## WHAT TO WORK ON
List each line of the data in which the string "icon" appears.
---------- MATERIALS PROVIDED ----------
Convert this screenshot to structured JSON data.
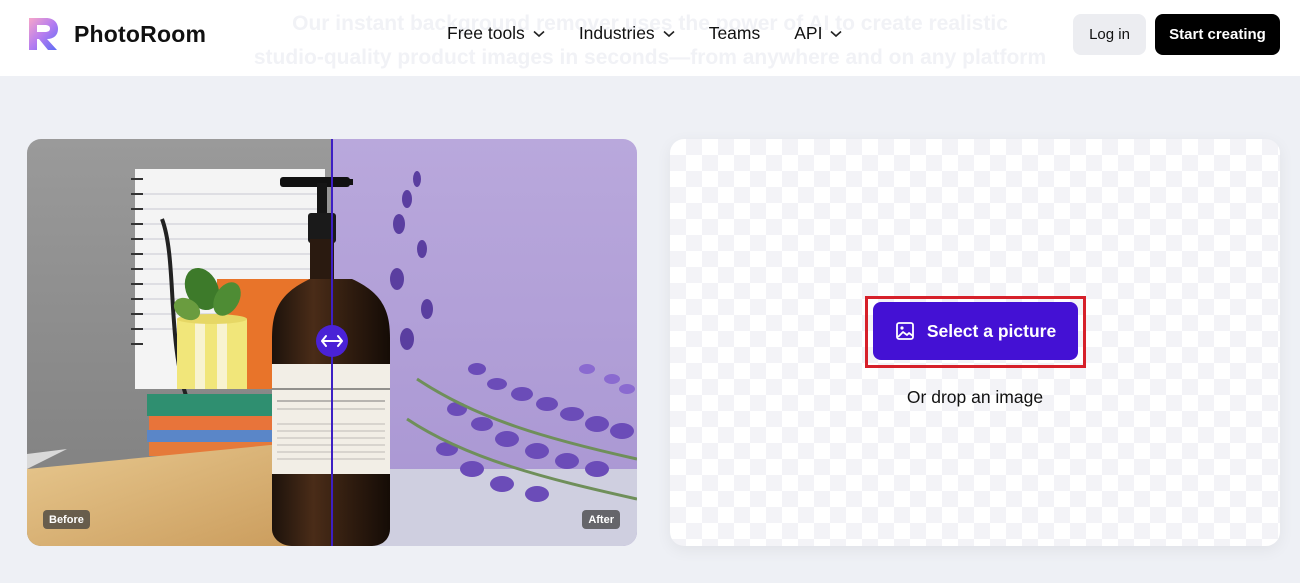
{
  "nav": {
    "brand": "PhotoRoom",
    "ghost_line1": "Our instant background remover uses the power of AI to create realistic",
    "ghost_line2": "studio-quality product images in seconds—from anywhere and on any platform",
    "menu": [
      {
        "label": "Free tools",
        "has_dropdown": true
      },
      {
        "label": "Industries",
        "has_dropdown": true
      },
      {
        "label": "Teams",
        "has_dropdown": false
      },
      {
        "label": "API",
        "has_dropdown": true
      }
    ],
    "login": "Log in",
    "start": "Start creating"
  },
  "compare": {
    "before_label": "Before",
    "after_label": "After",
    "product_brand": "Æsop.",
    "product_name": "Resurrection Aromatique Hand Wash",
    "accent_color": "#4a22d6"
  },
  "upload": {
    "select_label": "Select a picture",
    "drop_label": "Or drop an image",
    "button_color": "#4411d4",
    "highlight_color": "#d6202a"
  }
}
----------
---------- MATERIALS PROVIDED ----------
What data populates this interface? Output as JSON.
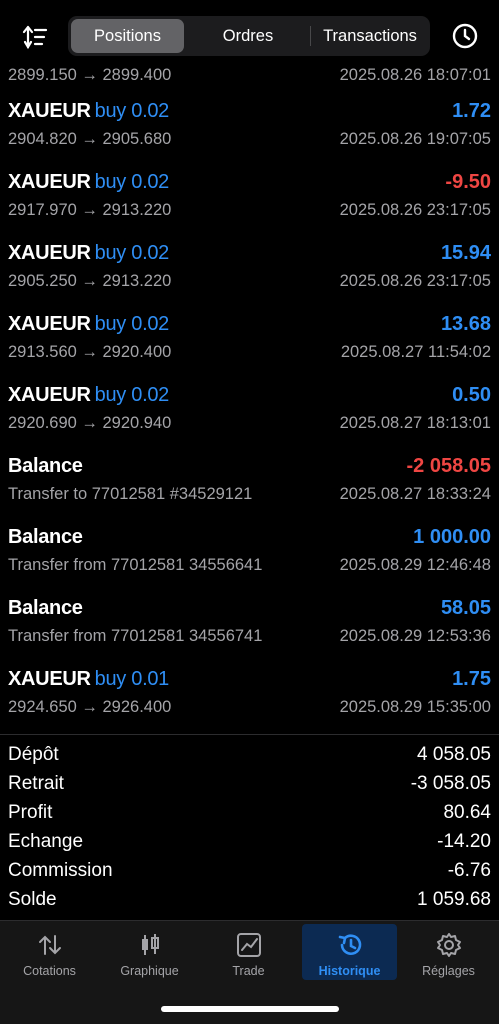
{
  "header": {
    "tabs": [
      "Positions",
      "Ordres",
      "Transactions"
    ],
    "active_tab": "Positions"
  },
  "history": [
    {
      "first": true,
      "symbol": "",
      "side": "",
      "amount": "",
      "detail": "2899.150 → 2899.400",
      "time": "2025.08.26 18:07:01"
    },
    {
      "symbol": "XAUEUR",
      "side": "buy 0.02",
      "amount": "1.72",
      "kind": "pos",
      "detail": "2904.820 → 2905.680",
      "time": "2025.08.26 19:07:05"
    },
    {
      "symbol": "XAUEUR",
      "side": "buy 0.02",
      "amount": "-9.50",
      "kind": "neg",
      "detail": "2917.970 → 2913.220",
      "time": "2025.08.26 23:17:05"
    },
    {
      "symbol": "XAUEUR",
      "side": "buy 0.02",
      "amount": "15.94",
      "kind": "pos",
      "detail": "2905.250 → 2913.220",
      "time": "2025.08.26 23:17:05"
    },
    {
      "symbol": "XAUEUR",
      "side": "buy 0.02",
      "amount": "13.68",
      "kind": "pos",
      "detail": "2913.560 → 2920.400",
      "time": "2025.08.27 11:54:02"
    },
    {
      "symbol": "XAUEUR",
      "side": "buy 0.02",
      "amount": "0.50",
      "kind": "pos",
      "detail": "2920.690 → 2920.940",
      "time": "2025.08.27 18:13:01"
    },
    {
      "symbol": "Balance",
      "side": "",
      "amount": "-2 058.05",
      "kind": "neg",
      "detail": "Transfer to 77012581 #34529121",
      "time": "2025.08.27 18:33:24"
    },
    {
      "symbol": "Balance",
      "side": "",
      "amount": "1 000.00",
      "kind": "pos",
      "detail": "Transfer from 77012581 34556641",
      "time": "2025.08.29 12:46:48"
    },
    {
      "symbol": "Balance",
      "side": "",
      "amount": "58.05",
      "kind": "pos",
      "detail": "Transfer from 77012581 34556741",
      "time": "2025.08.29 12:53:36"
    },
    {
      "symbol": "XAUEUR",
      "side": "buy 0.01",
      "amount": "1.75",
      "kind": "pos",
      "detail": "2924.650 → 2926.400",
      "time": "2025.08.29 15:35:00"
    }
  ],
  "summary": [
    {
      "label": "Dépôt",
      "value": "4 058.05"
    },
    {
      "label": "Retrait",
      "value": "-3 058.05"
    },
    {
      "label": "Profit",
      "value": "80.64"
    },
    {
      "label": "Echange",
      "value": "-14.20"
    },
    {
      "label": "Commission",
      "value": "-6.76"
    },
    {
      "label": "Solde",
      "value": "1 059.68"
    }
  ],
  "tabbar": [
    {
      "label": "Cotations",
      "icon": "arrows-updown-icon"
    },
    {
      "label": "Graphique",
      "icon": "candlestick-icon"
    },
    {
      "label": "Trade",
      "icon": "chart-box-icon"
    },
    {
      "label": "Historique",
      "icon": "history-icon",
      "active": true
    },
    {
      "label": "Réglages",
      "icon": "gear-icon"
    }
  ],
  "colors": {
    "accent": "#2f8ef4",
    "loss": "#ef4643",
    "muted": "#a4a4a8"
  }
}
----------
## TASK RESULT
      "icon": "arrows-updown-icon"
      "icon": "candlestick-icon"
      "icon": "chart-box-icon"
      "icon": "history-icon",
      "icon": "gear-icon"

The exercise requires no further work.